Noon ET, BTN
Can the Boilers emerge as a West Division threat?
Purdue comes off of its best season under coach Jeff Brohm, whose playcalling prowess and recruiting success came together nicely in 2021. The team now must build on its nine-win performance and challenge for its first Big Ten West Division title. Standout quarterback Aidan O'Connell returns, but Purdue loses its most recognizable playmakers on both offense (wide receiver David Bell) and defense (end George Karlaftis). Wide receiver Tyrone Tracy Jr., a transfer from Iowa, could help fill the void left by Bell, along with wideout Broc Thompson, tight end Payne Durham and others. The Boilers need to run the ball more effectively and get King Doerue and others back. Despite losing Karlaftis, Purdue might have more depth along the defensive line in 2022, especially in the interior. The Boilers also return dynamic players in the secondary, such as safety Cam Allen and linebacker/safety Jalen Graham. -- Rittenberg
4 p.m. ET, Pac-12 Network
Can Stanford find its way back to relevance?
For a decade, beginning in 2009, Stanford was the picture of consistency. There was a firm identity the program rode to 10 straight bowl games, half of which were New Year's Six games. Few programs in college football experienced as much success during that time period as the Cardinal. But in the past two full seasons -- tossing aside a 4-2 record in 2020 -- the Cardinal lost what made it great. That dominant offensive line and running game disappeared, and with it, so did success. Stanford went 2-7 in the Pac-12 last season, second worst in the conference, which sets up a pivotal season for longtime coach David Shaw. Saturday's spring game won't provide any definitive answers, but it marks an important opportunity to showcase the early stages of a possible turnaround. -- Bonagura
2 p.m. ET, SEC Network and the ESPN App
Talent abounds, but who'll take the reins at QB1?

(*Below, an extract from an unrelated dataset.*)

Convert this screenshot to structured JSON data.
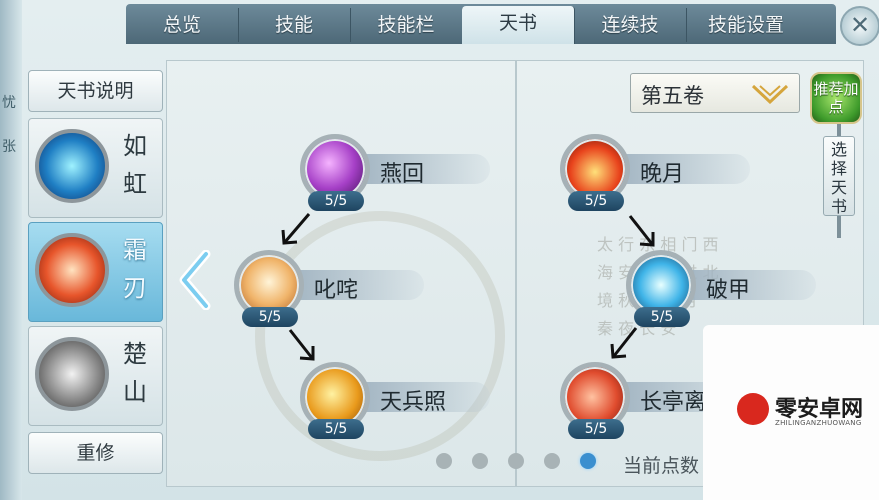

You might have heard a little bit about the Aggies making noise in the recruiting world, including a historic haul that includes four of the ESPN 300's top seven overall prospects -- all defensive linemen -- along with two other top-10 defensive ends. But the defense wasn't the most glaring issue last season. It was at quarterback and wide receiver, where the Aggies struggled mightily. Zach Calzada is off to Auburn, but Haynes King returns to battle for the starting job he won last year before being injured. Jimbo Fisher has the deepest roster of QBs he's had since arriving in College Station, adding LSU transfer Max Johnson, a very Fisher type of quarterback, as well as hyped freshman Conner Weigman (No. 27 in the ESPN 300), whom the coaches felt brought the "it factor" when they evaluated him. With another star recruit, the nation's No. 2 wide receiver, Evan Stewart, making his debut as well, all eyes will be on the passing game and who can start to separate. -- Dave Wilson